══ Provided entries
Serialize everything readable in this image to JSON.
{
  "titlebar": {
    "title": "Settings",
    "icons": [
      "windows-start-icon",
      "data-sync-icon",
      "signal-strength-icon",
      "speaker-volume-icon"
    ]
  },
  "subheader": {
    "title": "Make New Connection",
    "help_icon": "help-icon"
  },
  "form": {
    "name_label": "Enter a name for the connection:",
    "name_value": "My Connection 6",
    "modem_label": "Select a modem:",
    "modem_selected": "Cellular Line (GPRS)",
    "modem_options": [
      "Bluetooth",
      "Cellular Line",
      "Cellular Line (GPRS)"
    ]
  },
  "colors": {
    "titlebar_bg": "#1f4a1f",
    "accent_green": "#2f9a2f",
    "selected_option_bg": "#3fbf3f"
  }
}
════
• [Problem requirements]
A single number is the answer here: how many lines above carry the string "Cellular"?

• [Solution to this problem]
3